Creative tricks can include using new and unusual terminology, providing humorous similes or amazing statistics, affording time to explore both denotative and connotative meanings of key concepts and showing “fish bowl” demonstrations followed by critiquing of hands-on practice. Other tricks are using a “training buddy” system to discuss and evaluate important aspects of the training at strategic points, negotiating “training contracts” at the beginning, establishing focus groups to discuss how to best apply the training back at the workplace and training by actually using the exact method you are talking about. The trainer must frequently attend other outside training to develop a creative toolbox and maintain needed enthusiasm.

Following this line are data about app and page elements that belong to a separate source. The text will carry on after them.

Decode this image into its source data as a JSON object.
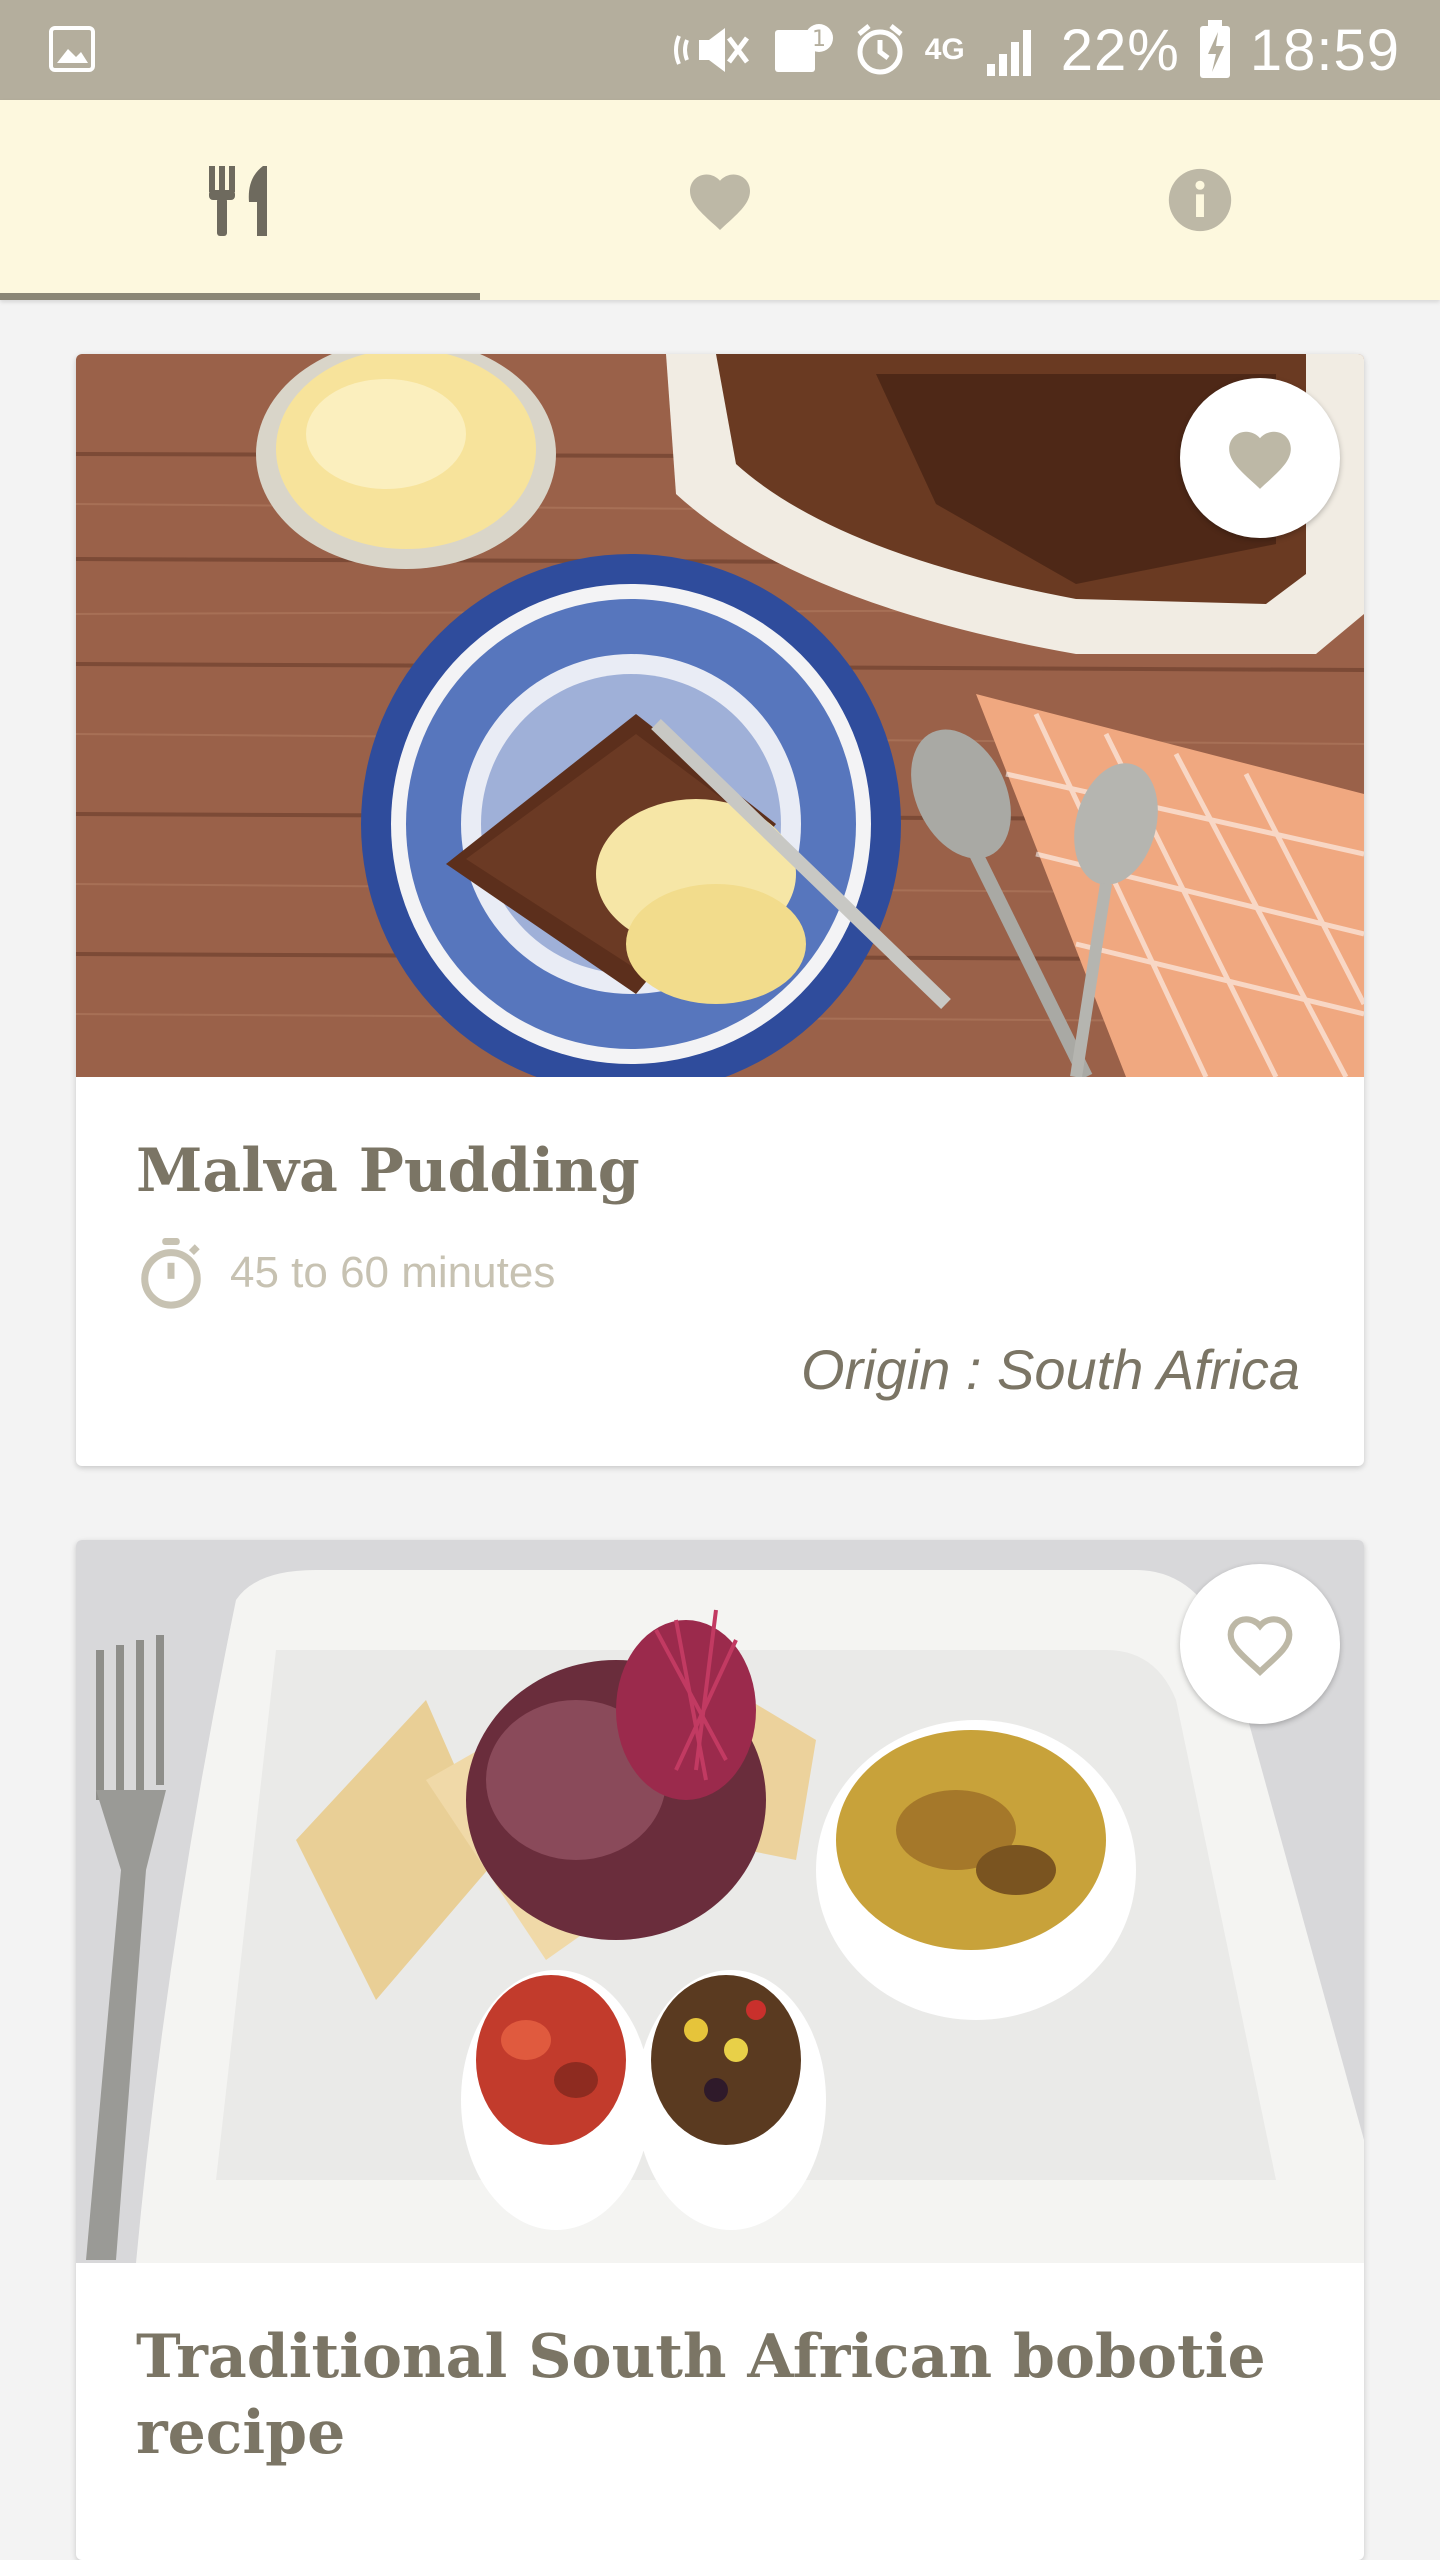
{
  "status_bar": {
    "network": "4G",
    "battery": "22%",
    "time": "18:59"
  },
  "tabs": [
    {
      "icon": "fork-knife-icon",
      "selected": true
    },
    {
      "icon": "heart-icon",
      "selected": false
    },
    {
      "icon": "info-icon",
      "selected": false
    }
  ],
  "recipes": [
    {
      "title": "Malva Pudding",
      "time": "45 to 60 minutes",
      "origin": "Origin : South Africa",
      "favorite": true
    },
    {
      "title": "Traditional South African bobotie recipe",
      "favorite": false
    }
  ],
  "colors": {
    "status_bar": "#b4ae9d",
    "tab_bar": "#fdf8de",
    "accent": "#8a8676",
    "text": "#7b7565",
    "muted": "#c7c2b2"
  }
}
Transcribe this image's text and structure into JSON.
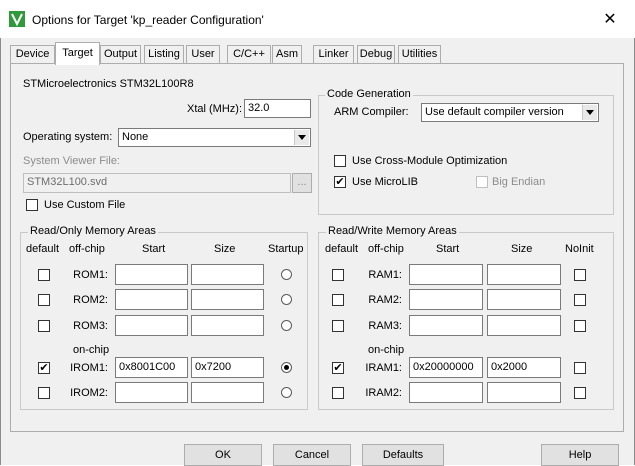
{
  "window": {
    "title": "Options for Target 'kp_reader Configuration'",
    "close_glyph": "✕"
  },
  "tabs": [
    {
      "label": "Device"
    },
    {
      "label": "Target"
    },
    {
      "label": "Output"
    },
    {
      "label": "Listing"
    },
    {
      "label": "User"
    },
    {
      "label": "C/C++"
    },
    {
      "label": "Asm"
    },
    {
      "label": "Linker"
    },
    {
      "label": "Debug"
    },
    {
      "label": "Utilities"
    }
  ],
  "target": {
    "device_name": "STMicroelectronics STM32L100R8",
    "xtal_label": "Xtal (MHz):",
    "xtal_value": "32.0",
    "os_label": "Operating system:",
    "os_value": "None",
    "svd_label": "System Viewer File:",
    "svd_value": "STM32L100.svd",
    "browse_label": "...",
    "custom_file_label": "Use Custom File",
    "custom_file_checked": false
  },
  "code_gen": {
    "title": "Code Generation",
    "compiler_label": "ARM Compiler:",
    "compiler_value": "Use default compiler version",
    "cross_module_label": "Use Cross-Module Optimization",
    "cross_module_checked": false,
    "microlib_label": "Use MicroLIB",
    "microlib_checked": true,
    "big_endian_label": "Big Endian",
    "big_endian_checked": false
  },
  "ro_memory": {
    "title": "Read/Only Memory Areas",
    "headers": {
      "default": "default",
      "offchip": "off-chip",
      "start": "Start",
      "size": "Size",
      "startup": "Startup"
    },
    "onchip_label": "on-chip",
    "rows": [
      {
        "name": "ROM1:",
        "start": "",
        "size": "",
        "default": false,
        "startup": false
      },
      {
        "name": "ROM2:",
        "start": "",
        "size": "",
        "default": false,
        "startup": false
      },
      {
        "name": "ROM3:",
        "start": "",
        "size": "",
        "default": false,
        "startup": false
      },
      {
        "name": "IROM1:",
        "start": "0x8001C00",
        "size": "0x7200",
        "default": true,
        "startup": true
      },
      {
        "name": "IROM2:",
        "start": "",
        "size": "",
        "default": false,
        "startup": false
      }
    ]
  },
  "rw_memory": {
    "title": "Read/Write Memory Areas",
    "headers": {
      "default": "default",
      "offchip": "off-chip",
      "start": "Start",
      "size": "Size",
      "noinit": "NoInit"
    },
    "onchip_label": "on-chip",
    "rows": [
      {
        "name": "RAM1:",
        "start": "",
        "size": "",
        "default": false,
        "noinit": false
      },
      {
        "name": "RAM2:",
        "start": "",
        "size": "",
        "default": false,
        "noinit": false
      },
      {
        "name": "RAM3:",
        "start": "",
        "size": "",
        "default": false,
        "noinit": false
      },
      {
        "name": "IRAM1:",
        "start": "0x20000000",
        "size": "0x2000",
        "default": true,
        "noinit": false
      },
      {
        "name": "IRAM2:",
        "start": "",
        "size": "",
        "default": false,
        "noinit": false
      }
    ]
  },
  "buttons": {
    "ok": "OK",
    "cancel": "Cancel",
    "defaults": "Defaults",
    "help": "Help"
  },
  "check_glyph": "✔"
}
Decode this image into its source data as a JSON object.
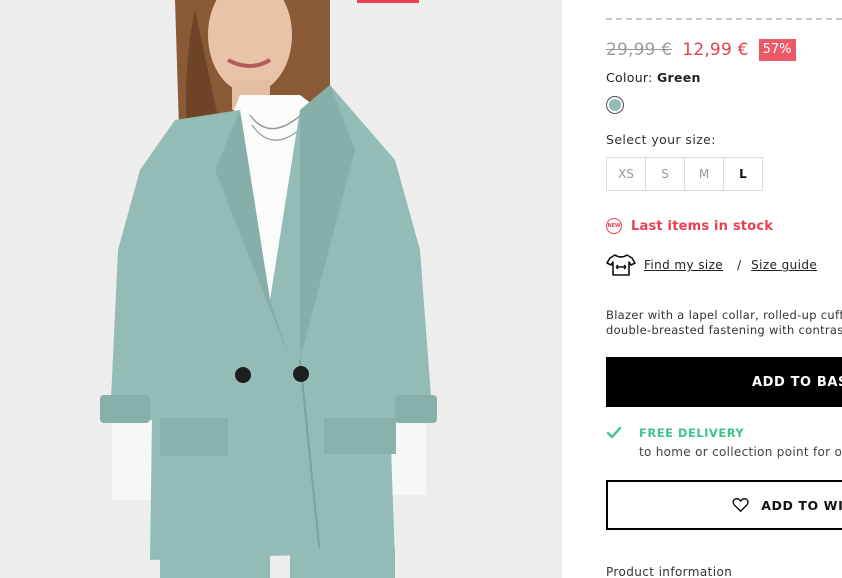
{
  "product": {
    "old_price": "29,99 €",
    "new_price": "12,99 €",
    "discount": "57%",
    "colour_label": "Colour:",
    "colour_value": "Green",
    "swatch_color": "#94bcb7",
    "size_label": "Select your size:",
    "sizes": [
      {
        "label": "XS",
        "available": false
      },
      {
        "label": "S",
        "available": false
      },
      {
        "label": "M",
        "available": false
      },
      {
        "label": "L",
        "available": true
      }
    ],
    "stock_badge": "NEW",
    "stock_text": "Last items in stock",
    "find_size": "Find my size",
    "separator": "/",
    "size_guide": "Size guide",
    "description_lines": [
      "Blazer with a lapel collar, rolled-up cuffs,",
      "double-breasted fastening with contrast b"
    ],
    "add_to_basket": "ADD TO BASI",
    "delivery_title": "FREE DELIVERY",
    "delivery_sub": "to home or collection point for or",
    "add_to_wishlist": "ADD TO WISH",
    "product_info": "Product information"
  },
  "colors": {
    "accent_red": "#e8404f",
    "delivery_green": "#3fc38e",
    "blazer": "#94bcb7"
  },
  "icons": {
    "new_badge": "new-badge-icon",
    "size_finder": "tshirt-measure-icon",
    "delivery": "check-icon",
    "wishlist": "heart-icon"
  }
}
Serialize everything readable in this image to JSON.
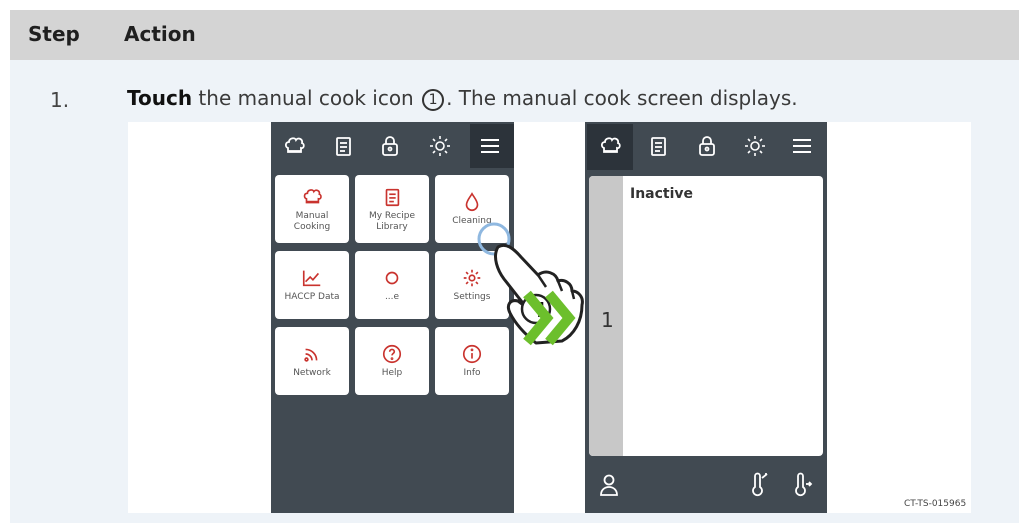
{
  "table": {
    "header_step": "Step",
    "header_action": "Action"
  },
  "step": {
    "number": "1.",
    "verb": "Touch",
    "text_before": "the manual cook icon",
    "callout": "1",
    "text_after": ". The manual cook screen displays."
  },
  "screen_home": {
    "topbar_icons": [
      "chef-hat-icon",
      "recipe-book-icon",
      "lock-icon",
      "brightness-icon",
      "menu-icon"
    ],
    "tiles": [
      {
        "label": "Manual\nCooking",
        "icon": "chef-hat-icon"
      },
      {
        "label": "My Recipe\nLibrary",
        "icon": "recipe-book-icon"
      },
      {
        "label": "Cleaning",
        "icon": "water-drop-icon"
      },
      {
        "label": "HACCP Data",
        "icon": "chart-icon"
      },
      {
        "label": "...e",
        "icon": "partial-icon"
      },
      {
        "label": "Settings",
        "icon": "gear-icon"
      },
      {
        "label": "Network",
        "icon": "wifi-icon"
      },
      {
        "label": "Help",
        "icon": "question-icon"
      },
      {
        "label": "Info",
        "icon": "info-icon"
      }
    ]
  },
  "screen_manual": {
    "status": "Inactive",
    "cavity_number": "1"
  },
  "figure_code": "CT-TS-015965",
  "colors": {
    "accent_red": "#c9332e",
    "arrow_green": "#6cbf2c",
    "screen_bg": "#414a52"
  }
}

Probably one of the most important aspects of the training process is to get accurate and complete feedback as to how effective the training is. Unfortunately, the evaluation process frequently falls short. The problems are many including incomplete measurement, having the wrong people complete the evaluations, wrong timing, forms that aren’t user-friendly, and failure to listen to or use negative criticism to improve the quality of training. 

A good training evaluation system has to include four components: (1) some sort of simple pre-test to measure where people are on objective performance criteria before the training (2) some form of informal assessment during the training to make sure things are going in the right direction (3) a formal post-test measure to see exactly what attitudes, knowledge and skills were changed as a result of the training, and (4) A 3-6 month follow-up evaluation to measure the long range impact of the training outcome on work performance, from the viewpoint of all major stakeholders. 

To assure you are not wasting good money on bad training focus on a few important goals. Know for sure what employees need to know, hire a quality trainer, focus on employee performance improvement, and recognize and deal with critical obstacles. Also keep things simple, explore ways to be more creative and seek and use accurate, useful feedback to constantly improve the quality of training.

Leave a Reply

Your email address will not be published. Required fields are marked *